Pale Lichen Moth - Hodges#8045.1 (Crambidia pallida) ?? - Crambidia pallida Erebidae: Crambidia pallida - Crambidia pallida Erebidae: Crambidia pallida - Crambidia pallida Pale Lichen Moth - Crambidia pallida Pale Lichen Moth - Crambidia pallida Pale Lichen Moth - Crambidia pallida genitalia - Crambidia pallida - female Pale Lichen Moth  - Crambidia pallida
Show images of: caterpillars · adults · both
Kingdom Animalia (Animals)
Phylum Arthropoda (Arthropods)
Subphylum Hexapoda (Hexapods)
Class Insecta (Insects)
Order Lepidoptera (Butterflies and Moths)
Superfamily Noctuoidea (Owlet Moths and kin)
Family Erebidae
Subfamily Arctiinae (Tiger and Lichen Moths)
Tribe Lithosiini (Lichen Moths)
Subtribe Lithosiina
Genus Crambidia
Species pallida (Pale Lichen Moth - Hodges#8045.1)
Hodges Number
Synonyms and other taxonomic changes
Crambidia pallida (Packard, 1864)
WS ≈ 19-25mm (1)
TL ≈ 11mm (2)
Adult: FW slender, light to medium yellowish-brown or grayish with slightly paler veins, giving a streaked appearance; wingtips rounded. Antennae simple in both sexes.
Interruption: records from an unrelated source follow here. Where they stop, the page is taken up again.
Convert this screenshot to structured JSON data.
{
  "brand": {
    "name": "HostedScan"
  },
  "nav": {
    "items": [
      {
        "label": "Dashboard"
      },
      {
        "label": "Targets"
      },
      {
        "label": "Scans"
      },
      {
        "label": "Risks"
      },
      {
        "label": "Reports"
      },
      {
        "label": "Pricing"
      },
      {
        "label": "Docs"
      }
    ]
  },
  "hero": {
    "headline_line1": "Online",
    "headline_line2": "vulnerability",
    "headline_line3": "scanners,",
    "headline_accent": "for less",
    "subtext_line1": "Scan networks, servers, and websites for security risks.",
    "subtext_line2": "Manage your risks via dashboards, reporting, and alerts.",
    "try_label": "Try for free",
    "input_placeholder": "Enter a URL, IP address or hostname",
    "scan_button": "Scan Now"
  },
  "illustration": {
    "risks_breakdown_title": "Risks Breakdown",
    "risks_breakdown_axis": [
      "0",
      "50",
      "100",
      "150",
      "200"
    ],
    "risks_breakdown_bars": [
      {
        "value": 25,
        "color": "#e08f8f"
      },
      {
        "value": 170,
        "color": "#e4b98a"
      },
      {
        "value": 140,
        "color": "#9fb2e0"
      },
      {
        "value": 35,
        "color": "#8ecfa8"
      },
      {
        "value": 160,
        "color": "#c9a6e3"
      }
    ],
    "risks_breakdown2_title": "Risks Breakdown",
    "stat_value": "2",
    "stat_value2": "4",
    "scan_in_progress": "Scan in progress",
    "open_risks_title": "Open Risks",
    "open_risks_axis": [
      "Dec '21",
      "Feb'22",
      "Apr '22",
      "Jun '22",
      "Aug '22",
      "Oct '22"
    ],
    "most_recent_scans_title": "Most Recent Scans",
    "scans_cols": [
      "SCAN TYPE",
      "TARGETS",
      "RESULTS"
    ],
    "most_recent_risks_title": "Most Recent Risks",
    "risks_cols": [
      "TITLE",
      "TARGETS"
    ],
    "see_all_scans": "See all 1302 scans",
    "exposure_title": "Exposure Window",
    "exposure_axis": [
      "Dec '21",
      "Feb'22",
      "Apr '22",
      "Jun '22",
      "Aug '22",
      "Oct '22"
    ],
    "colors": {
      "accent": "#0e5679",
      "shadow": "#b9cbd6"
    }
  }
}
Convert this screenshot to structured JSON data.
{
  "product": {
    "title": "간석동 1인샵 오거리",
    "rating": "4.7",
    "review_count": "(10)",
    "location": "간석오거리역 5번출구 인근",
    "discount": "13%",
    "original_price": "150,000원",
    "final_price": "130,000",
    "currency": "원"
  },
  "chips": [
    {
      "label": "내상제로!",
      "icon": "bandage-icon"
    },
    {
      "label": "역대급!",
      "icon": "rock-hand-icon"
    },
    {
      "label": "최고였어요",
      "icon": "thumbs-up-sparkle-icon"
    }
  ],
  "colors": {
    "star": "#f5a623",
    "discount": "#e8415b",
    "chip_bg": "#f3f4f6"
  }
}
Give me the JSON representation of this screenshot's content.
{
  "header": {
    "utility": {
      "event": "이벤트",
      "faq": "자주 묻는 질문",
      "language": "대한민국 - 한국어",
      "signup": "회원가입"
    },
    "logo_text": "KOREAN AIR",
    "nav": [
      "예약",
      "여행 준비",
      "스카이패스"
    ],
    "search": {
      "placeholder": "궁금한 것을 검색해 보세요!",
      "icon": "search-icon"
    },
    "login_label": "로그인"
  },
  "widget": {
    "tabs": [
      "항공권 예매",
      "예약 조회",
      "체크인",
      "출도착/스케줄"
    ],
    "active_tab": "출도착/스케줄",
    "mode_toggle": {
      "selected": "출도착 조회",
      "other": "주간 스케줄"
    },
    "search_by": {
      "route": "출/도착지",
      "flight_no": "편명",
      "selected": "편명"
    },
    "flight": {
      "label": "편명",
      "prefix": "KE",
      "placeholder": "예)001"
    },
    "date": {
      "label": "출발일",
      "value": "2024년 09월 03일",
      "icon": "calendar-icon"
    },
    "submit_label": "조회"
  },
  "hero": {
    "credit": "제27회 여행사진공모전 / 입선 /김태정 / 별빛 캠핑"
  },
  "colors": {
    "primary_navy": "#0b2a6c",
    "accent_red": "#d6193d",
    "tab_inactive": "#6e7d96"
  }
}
HW about twice as broad as FW, paler and unmarked.
Nova Scotia to Florida, west to Texas, north to North Dakota and Manitoba
forests and woodlands; adults are attracted to light
adults fly from May to September
larvae feed on lichens, and show a preference for the algae component of lichens that grow on tree bark, rather than lichens on rocks (Colorado State U.--link dead as of 5/17/2012)
Life Cycle
two generations per year
Dark Gray Lichen Moth (lithosioides) and Pale Lichen Moth (pallida) can only be differentiated by:
serrate antennae and yellow costal stripe – lithosioides, female
pectinate antennae –lithosioides, male
filiform antennae - pallida, both sexes
See Also
C. uniformis is smaller and dark gray, almost blackish
C. lithosioides is smaller, and Covell's Guide says the male has broadly bipectinate antennae and a gray forewing with pale tan veins, whereas the female has saw-toothed antennae, a yellow collar, and a dark gray forewing
The crambid moths Agriphila ruricolella and A. vulgivagella have a similarly streaked forewing but the wings are more triangular and square-tipped, and the moths have a large hairy snout
Print References
Covell, p. 59, plate 16 (5) (1)
Wagner, p. 459--photo of caterpillar (3)
Internet References
live adult image and food plants (Larry Line, Maryland)
pinned adult image plus comparison image of possibly a different species (James Adams, Dalton State College, Georgia)
presence in Florida; list (Michael Thomas, Florida State Collection of Arthropods)
presence in Georgia; list and link to pinned image (James Adams, Dalton State College, Georgia)
Works Cited
1.Peterson Field Guides: Eastern Moths
Charles V. Covell. 1984. Houghton Mifflin Company.
2.Peterson Field Guide to Moths of Northeastern North America
David Beadle and Seabrooke Leckie. 2012. Houghton Mifflin.
3.Caterpillars of Eastern North America
David L. Wagner. 2005. Princeton University Press.